Game Story Writergame-story writer
Practical guide to writing games
Videogame authors are an often misconstrued kind. We are often degraded to a designer's bedrock even in the most perfect situation, sliding between the fissures to insert funny game play elements along with a few dashing expositive dialogue into it. Authors can be pushed even further aside because we in our squad feel we want nothing more than to fill our matches with tuneful, Metal Gear-sized cut scenes loaded with a line-up of tens of floral rows from our 450-page scripts.
Obviously this is not the case, but somehow a large quota of the gaming community has institutionalised this position anyway, and its impact can be found in a staggering number of matches published in recent years. Simply recount the uncomfortable word plays and the tiring moralising sayings from the mouths of your favourite AVatars - when an author is recruited to play a game and then prevented from entering into his tempo, his environment, the motivation of his personalities and his moods and his tone, the authors use the only weapon they have left: weird jokes and explanatory popularity.
Collaborative game minds often seem to be out of the author's grasp. However, the reality is, we don't want to kidnap your game with senseless self-talk, and we don't want to post an epos in Hollywood-look. Authors of the game want to help the designer to create an everlasting, inter-active story-tell.
Whether with or without dialogue, with or without character, we just want the game to begin in an interesting place, go over a few emotive summits and end in an even more interesting place. While not all puzzles need a storyboard, of course, but it is a fairly frequent characteristic of some major online gaming titles, and these days, when a real author will write the screenplay of one of these puzzles - unlike the leading designers or the producers - some very important people probably have a very high opinion of the game-play.
Regard yourself as a blessings if you have actually seen a game writer in the wilderness, because they stay one of those elusive, extra cost luxury that many game makers - their eye always on their margin - believe they can do without. If a game is a knock-down, drag-out game, the general gambling community will be inundated with bad story-telling.
However, a great story with horrible games will kill a quick and solitary demise on the shelves. But if any kind of narration plays a design-critical part in your suggested game, it is crucial to handle it exactly as you would with any other piece of the game, not as an independent one.

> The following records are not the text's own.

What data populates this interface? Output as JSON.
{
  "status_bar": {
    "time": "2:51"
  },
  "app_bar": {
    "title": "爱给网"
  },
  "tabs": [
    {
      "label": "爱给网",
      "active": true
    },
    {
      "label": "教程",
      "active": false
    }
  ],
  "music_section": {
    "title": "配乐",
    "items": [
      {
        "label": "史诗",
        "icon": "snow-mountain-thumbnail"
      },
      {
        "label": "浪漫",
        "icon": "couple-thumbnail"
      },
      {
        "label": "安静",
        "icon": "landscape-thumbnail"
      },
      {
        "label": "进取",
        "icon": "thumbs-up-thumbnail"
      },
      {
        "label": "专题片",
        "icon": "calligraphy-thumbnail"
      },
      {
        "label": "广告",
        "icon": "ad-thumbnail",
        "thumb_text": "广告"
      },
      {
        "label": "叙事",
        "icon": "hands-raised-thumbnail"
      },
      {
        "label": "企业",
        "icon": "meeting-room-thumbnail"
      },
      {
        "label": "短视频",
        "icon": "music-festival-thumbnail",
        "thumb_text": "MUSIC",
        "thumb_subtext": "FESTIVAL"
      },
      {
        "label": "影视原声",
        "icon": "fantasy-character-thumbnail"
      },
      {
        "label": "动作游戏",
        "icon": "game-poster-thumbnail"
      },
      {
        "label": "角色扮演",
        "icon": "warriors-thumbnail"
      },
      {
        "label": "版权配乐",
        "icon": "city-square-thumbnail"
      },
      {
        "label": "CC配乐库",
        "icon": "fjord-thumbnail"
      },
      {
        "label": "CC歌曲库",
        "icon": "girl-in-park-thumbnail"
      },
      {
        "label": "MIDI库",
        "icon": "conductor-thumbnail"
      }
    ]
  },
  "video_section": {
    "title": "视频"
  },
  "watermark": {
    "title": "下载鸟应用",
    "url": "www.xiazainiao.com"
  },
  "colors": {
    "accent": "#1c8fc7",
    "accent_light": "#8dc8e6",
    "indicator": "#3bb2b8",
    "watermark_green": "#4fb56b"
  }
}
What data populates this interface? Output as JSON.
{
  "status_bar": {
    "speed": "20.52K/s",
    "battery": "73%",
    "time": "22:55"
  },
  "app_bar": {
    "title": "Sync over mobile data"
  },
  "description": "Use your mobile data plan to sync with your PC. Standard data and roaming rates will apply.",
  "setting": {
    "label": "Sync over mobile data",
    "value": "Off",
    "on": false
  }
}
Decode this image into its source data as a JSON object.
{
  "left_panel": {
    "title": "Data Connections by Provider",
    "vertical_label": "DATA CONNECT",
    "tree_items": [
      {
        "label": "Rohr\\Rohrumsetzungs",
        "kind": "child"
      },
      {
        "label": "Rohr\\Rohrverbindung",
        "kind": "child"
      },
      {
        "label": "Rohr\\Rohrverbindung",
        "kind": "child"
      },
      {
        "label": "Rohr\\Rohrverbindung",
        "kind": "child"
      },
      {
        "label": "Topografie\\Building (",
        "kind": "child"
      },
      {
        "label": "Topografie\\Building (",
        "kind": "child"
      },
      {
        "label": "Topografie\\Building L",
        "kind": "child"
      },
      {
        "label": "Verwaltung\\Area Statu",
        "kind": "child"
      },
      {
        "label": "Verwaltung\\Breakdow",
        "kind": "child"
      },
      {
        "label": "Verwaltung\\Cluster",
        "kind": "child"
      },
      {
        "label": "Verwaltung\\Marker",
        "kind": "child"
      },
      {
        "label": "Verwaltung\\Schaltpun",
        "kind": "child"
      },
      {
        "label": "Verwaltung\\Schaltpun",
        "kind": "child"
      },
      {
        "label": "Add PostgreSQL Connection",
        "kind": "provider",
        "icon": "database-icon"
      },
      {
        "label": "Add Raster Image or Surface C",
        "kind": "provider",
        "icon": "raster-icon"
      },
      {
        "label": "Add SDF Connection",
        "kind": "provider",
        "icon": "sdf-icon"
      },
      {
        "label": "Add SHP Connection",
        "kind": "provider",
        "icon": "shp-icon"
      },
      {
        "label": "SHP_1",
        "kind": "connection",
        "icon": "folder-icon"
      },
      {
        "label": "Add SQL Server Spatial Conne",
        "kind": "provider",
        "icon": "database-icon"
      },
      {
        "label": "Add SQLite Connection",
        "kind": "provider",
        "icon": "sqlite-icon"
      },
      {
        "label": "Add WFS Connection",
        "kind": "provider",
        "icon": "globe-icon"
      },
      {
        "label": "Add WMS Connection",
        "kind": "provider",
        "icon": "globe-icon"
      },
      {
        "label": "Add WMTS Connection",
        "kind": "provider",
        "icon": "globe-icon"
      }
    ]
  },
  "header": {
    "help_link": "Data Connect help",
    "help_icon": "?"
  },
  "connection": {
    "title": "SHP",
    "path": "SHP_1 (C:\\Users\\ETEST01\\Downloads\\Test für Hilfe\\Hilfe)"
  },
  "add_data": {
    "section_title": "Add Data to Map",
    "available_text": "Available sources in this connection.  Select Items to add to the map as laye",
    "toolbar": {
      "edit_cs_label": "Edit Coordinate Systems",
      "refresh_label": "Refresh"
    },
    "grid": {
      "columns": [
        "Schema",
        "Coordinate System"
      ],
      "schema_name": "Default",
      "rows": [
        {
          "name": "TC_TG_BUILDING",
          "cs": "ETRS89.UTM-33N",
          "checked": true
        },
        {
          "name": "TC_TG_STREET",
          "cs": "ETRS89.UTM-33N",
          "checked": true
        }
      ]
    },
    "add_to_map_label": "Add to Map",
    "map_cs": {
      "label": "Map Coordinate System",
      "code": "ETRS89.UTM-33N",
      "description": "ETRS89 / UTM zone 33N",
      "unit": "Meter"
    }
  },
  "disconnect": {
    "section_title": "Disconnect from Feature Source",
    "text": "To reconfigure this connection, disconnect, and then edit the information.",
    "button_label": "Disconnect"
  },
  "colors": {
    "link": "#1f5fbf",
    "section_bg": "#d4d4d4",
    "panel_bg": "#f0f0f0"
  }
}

So, if your squad has taken this brave additional move to create a narrative-driven game, there are a number of safeguards you can take to keep the author and avoid the story (and your author) burying under your GDD's never-ending overhauls. The primary goal is to make a basic design change: handle your author as an associated design professional.
Although she is not an expert engineering design professional, a good author can help create one-of-a-kind instant to instant gaming experience that integrates with the story. Ico, Shadow of the Colossus, Flashback, Out of this World -- but even these songs are "written" in the meaning that they have a clear series of emotive changes, sonic changes and sensible moments to moments incidents that combine to create them all.
As authors and designer come together to explore the story of a game, character, drama scenes and attitudes alongside the game' s mechanic and level concepts, the teams will begin to find thrilling and imaginative ways to unite the two to one. If the time plans are short, manufacturers and designer often keep a small gap to the authors and imagine that we "do our thing" while they do theirs.
So, if you enable an author to record and sometimes add designs, she will continue with a sound grasp of how the narratives add (or distract from) the overall gaming enjoyment.